BEGIN

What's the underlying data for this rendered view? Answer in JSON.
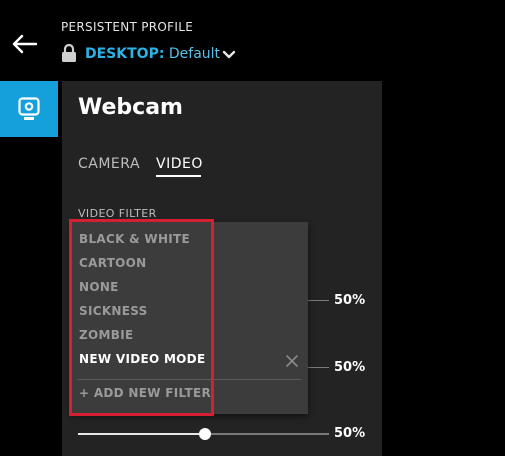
{
  "header": {
    "profile_label": "PERSISTENT PROFILE",
    "profile_device": "DESKTOP:",
    "profile_name": "Default"
  },
  "panel": {
    "title": "Webcam",
    "tabs": [
      {
        "label": "CAMERA",
        "active": false
      },
      {
        "label": "VIDEO",
        "active": true
      }
    ],
    "video_filter_label": "VIDEO FILTER",
    "sliders": [
      {
        "value_label": "50%",
        "level": 0.5
      },
      {
        "value_label": "50%",
        "level": 0.5
      },
      {
        "value_label": "50%",
        "level": 0.5
      }
    ]
  },
  "dropdown": {
    "options": [
      {
        "label": "BLACK & WHITE",
        "selected": false
      },
      {
        "label": "CARTOON",
        "selected": false
      },
      {
        "label": "NONE",
        "selected": false
      },
      {
        "label": "SICKNESS",
        "selected": false
      },
      {
        "label": "ZOMBIE",
        "selected": false
      },
      {
        "label": "NEW VIDEO MODE",
        "selected": true
      }
    ],
    "add_label": "+ ADD NEW FILTER"
  },
  "colors": {
    "accent": "#16a0db",
    "link": "#2bb3e6",
    "highlight": "#d42030",
    "panel": "#232323",
    "dropdown": "#3c3c3c"
  },
  "icons": {
    "back": "arrow-left-icon",
    "lock": "lock-icon",
    "profile_chevron": "chevron-down-icon",
    "webcam": "webcam-icon",
    "close": "close-icon"
  }
}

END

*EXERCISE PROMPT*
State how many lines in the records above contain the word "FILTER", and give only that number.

*ANSWER SPACE*
2